• [WHAT IS NEEDED] Only lines containing the string "right" belong in the answer; find them in the records and copy them.
========================================
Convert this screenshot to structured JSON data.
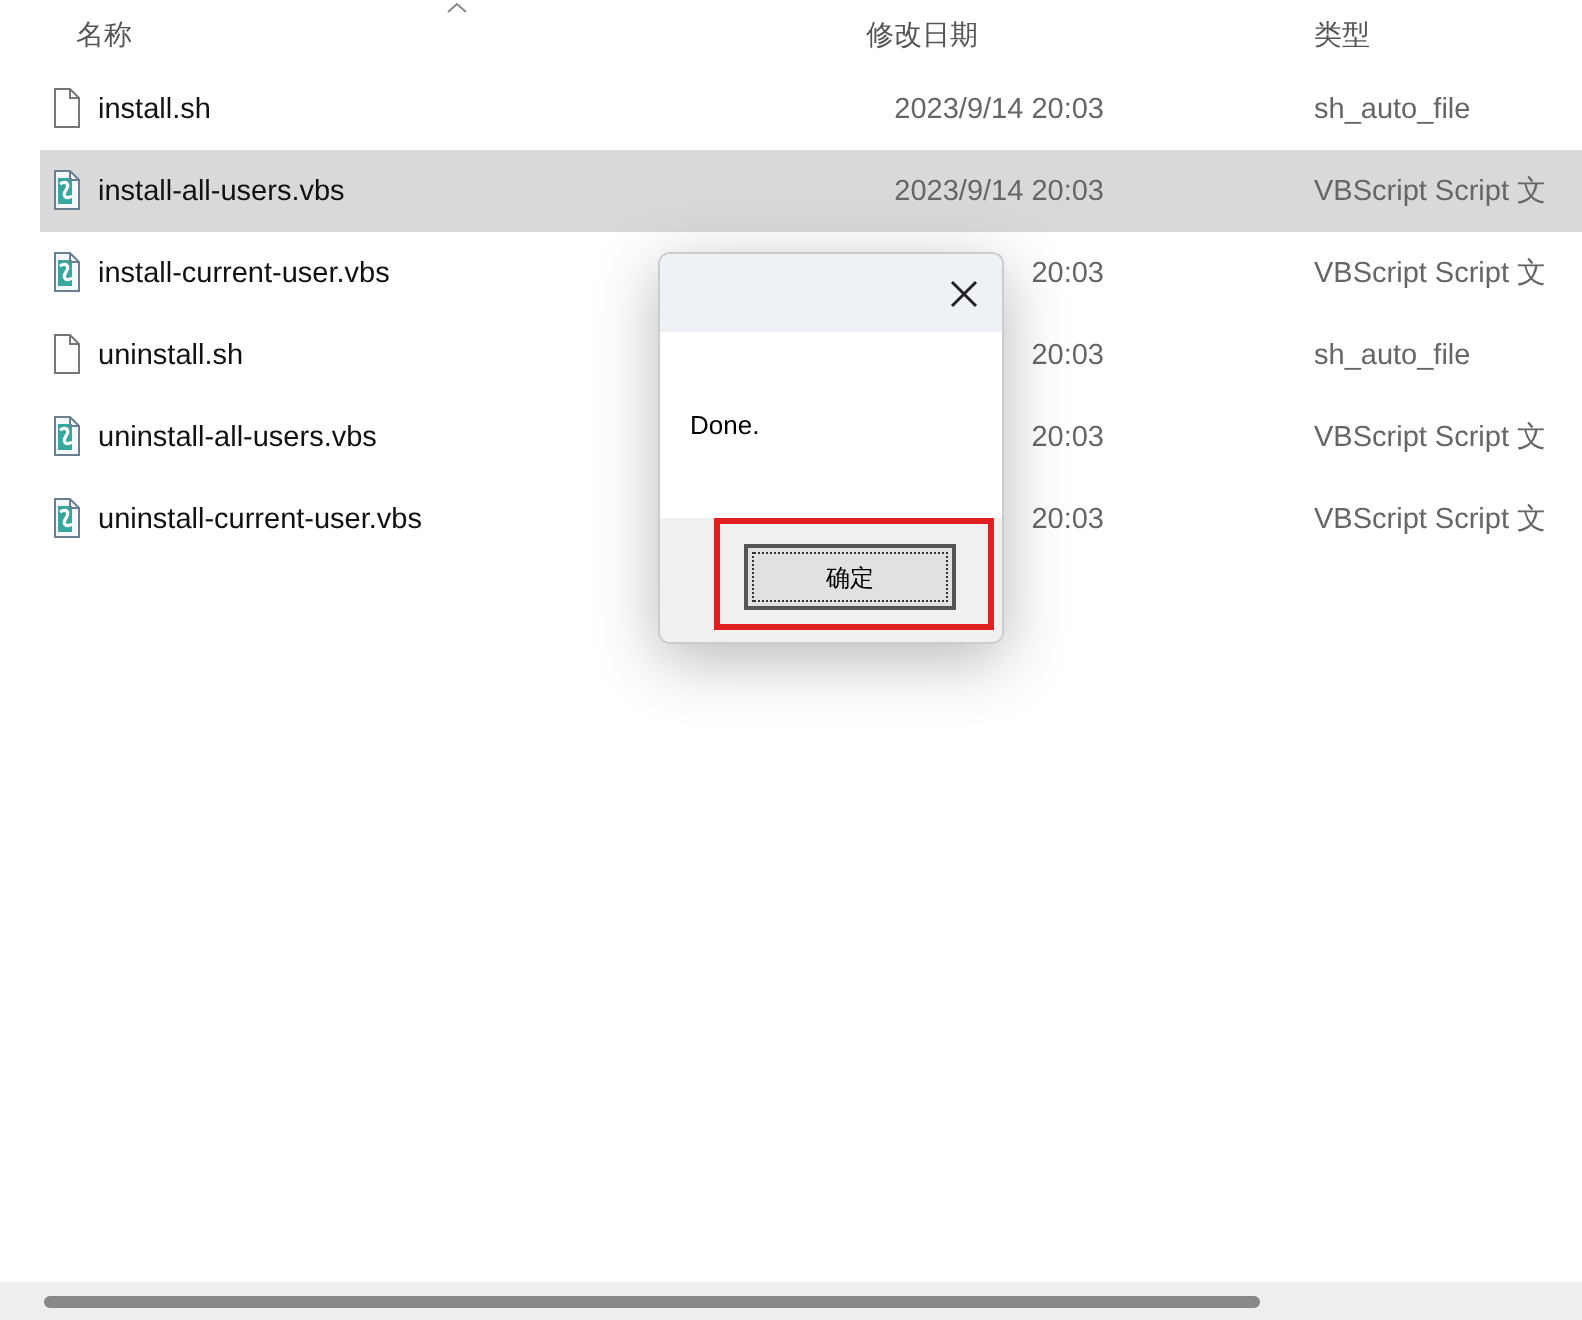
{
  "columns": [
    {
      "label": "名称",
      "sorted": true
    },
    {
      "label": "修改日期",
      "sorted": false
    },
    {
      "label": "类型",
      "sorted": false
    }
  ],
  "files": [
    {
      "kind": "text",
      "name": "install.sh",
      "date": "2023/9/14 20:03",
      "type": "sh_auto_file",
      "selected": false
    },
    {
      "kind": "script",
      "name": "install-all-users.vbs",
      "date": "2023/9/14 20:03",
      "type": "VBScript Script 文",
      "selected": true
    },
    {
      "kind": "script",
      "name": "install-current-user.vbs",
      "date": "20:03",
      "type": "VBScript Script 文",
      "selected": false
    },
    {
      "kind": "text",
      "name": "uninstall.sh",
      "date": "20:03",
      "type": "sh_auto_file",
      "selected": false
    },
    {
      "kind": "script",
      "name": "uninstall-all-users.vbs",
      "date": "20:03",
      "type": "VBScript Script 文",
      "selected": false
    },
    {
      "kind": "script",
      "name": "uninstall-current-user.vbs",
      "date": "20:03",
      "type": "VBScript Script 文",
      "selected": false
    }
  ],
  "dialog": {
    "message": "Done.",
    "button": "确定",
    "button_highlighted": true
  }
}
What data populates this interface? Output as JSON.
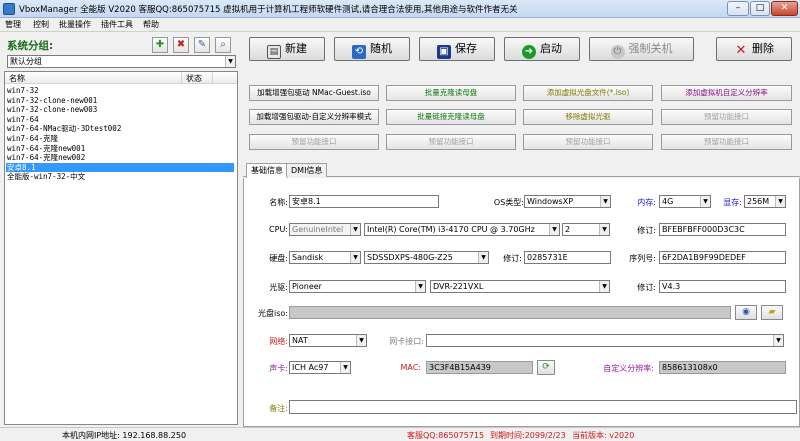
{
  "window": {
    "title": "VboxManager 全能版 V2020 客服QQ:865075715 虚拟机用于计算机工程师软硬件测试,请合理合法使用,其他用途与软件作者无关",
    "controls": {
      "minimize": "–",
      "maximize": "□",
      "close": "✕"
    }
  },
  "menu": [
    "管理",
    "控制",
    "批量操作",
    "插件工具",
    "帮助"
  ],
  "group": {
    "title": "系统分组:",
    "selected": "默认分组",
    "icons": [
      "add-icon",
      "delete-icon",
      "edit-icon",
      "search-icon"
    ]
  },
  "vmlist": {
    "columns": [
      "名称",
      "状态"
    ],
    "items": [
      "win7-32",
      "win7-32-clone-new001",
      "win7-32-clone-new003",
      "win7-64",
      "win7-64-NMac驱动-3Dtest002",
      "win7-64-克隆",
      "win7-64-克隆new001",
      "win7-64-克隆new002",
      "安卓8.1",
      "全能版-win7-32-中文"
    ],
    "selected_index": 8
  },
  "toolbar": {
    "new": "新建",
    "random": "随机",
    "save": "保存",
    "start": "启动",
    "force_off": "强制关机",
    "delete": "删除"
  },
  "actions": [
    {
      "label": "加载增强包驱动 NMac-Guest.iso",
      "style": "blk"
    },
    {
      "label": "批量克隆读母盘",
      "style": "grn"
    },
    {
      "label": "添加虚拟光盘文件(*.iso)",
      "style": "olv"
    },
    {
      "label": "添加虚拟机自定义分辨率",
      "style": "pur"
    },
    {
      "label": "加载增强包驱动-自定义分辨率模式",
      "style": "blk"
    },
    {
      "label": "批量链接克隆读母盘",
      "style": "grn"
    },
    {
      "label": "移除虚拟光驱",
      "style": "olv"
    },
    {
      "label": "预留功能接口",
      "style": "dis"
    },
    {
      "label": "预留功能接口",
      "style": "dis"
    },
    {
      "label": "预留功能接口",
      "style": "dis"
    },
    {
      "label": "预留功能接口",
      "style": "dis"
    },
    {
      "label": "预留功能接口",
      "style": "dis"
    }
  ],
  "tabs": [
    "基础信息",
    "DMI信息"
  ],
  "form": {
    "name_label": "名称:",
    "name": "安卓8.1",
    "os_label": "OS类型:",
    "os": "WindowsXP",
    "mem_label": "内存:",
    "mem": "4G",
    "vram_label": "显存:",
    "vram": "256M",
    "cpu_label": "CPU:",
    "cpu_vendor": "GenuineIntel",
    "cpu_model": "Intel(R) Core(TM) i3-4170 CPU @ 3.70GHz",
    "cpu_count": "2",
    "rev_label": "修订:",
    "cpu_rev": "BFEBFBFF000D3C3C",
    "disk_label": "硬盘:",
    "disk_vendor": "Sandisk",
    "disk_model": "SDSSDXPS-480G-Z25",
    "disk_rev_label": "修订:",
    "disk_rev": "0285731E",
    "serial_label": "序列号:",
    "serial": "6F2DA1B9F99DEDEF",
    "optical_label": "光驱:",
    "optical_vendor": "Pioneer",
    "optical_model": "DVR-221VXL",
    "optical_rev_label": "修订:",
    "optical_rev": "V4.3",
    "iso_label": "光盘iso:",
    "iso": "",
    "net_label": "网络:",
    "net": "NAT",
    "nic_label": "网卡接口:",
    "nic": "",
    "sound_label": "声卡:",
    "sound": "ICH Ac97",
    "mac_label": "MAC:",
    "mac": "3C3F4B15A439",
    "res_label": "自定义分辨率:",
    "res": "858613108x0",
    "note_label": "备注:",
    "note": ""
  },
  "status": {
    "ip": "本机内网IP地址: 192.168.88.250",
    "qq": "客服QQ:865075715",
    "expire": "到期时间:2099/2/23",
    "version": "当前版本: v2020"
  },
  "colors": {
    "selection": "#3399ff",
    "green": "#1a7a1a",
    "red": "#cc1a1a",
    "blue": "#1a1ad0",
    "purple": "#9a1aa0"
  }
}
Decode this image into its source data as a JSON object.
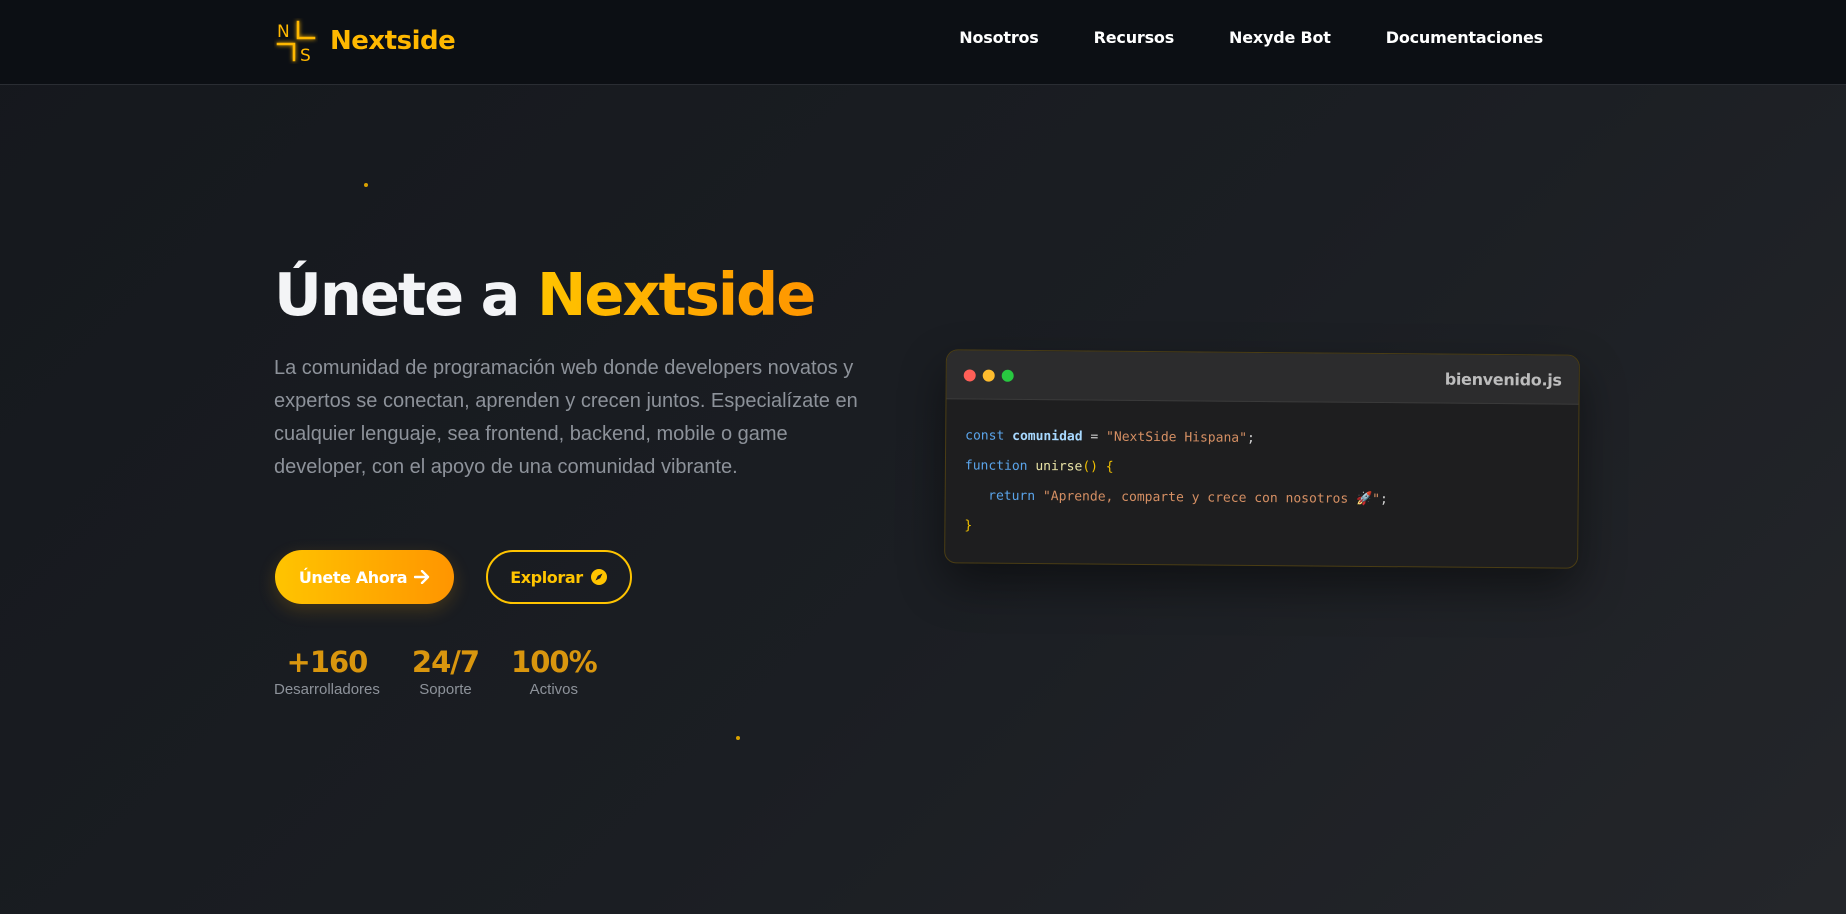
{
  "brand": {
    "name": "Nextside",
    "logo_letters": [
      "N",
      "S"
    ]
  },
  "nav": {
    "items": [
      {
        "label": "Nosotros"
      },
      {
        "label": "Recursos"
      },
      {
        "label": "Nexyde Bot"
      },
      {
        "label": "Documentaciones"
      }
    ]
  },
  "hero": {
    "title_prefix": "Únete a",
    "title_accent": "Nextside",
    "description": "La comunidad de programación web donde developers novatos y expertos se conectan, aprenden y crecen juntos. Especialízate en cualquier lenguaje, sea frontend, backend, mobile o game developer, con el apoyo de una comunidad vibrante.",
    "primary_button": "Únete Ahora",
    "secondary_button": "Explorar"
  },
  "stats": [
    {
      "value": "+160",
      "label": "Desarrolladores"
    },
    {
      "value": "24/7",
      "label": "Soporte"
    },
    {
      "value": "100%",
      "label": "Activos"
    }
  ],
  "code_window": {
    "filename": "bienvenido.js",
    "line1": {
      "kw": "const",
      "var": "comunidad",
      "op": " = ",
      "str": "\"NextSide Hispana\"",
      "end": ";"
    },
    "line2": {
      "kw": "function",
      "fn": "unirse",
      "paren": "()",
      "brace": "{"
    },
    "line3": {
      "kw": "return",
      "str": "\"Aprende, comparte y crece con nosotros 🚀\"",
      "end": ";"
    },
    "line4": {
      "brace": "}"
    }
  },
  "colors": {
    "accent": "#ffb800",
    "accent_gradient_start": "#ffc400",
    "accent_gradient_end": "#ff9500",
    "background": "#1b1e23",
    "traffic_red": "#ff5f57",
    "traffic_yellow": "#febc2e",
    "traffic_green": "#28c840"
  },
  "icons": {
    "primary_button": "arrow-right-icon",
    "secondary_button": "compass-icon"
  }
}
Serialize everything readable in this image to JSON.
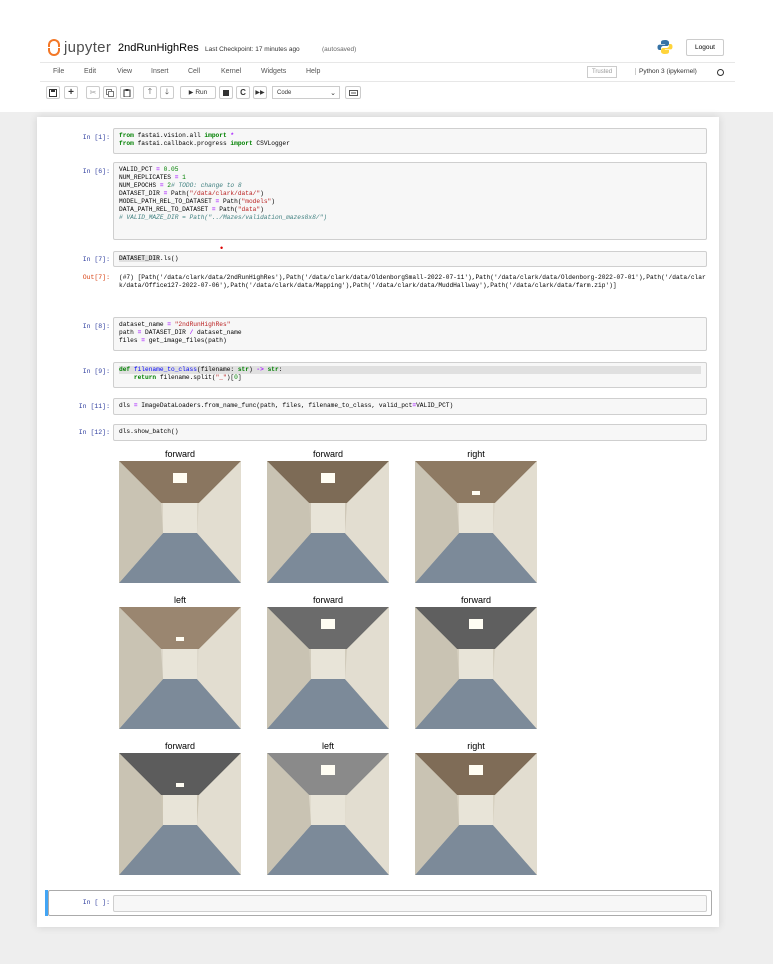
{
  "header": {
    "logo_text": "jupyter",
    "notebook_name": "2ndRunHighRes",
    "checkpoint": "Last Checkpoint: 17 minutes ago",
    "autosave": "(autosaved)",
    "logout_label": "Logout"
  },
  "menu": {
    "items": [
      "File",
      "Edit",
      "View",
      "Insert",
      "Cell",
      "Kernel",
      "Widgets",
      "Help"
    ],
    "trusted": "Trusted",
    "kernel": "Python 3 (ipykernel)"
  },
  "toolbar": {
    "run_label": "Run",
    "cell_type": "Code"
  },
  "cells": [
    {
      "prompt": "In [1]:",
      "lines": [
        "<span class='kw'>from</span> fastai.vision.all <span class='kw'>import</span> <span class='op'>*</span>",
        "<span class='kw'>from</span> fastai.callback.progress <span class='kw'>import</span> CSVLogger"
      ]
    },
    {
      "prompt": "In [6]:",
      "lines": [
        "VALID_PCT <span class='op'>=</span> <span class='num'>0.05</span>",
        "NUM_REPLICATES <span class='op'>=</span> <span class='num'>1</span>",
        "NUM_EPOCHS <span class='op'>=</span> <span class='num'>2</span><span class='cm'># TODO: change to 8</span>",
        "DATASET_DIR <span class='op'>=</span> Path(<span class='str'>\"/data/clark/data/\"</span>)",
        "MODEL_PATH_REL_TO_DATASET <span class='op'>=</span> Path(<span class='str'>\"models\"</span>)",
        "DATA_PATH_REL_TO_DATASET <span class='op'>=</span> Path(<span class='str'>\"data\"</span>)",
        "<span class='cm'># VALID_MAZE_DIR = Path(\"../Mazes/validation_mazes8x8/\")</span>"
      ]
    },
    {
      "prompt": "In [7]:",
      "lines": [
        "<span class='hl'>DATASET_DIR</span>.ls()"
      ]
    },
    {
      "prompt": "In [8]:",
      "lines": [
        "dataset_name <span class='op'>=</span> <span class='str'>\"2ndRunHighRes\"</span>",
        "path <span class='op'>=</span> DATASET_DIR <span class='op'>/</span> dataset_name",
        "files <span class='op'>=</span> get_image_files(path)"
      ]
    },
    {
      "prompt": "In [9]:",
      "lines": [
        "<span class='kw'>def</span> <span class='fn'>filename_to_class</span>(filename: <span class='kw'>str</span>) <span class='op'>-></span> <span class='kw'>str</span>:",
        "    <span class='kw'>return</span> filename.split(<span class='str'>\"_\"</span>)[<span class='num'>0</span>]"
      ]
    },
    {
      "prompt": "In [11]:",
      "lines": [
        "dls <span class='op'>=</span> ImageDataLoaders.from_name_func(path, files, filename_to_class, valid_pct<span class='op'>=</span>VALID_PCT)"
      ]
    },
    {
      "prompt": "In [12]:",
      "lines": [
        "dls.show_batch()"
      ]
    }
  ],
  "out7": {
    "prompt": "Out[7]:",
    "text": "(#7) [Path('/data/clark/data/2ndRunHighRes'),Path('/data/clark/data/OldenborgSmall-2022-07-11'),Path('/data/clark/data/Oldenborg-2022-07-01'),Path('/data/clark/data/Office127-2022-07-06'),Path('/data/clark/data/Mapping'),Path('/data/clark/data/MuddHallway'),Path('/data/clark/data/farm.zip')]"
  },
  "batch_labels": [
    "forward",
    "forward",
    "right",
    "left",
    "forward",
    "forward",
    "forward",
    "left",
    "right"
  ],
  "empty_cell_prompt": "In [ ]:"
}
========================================
• [REPLY]
    "primary_button": "arrow-right-icon",
    "right",
    "right"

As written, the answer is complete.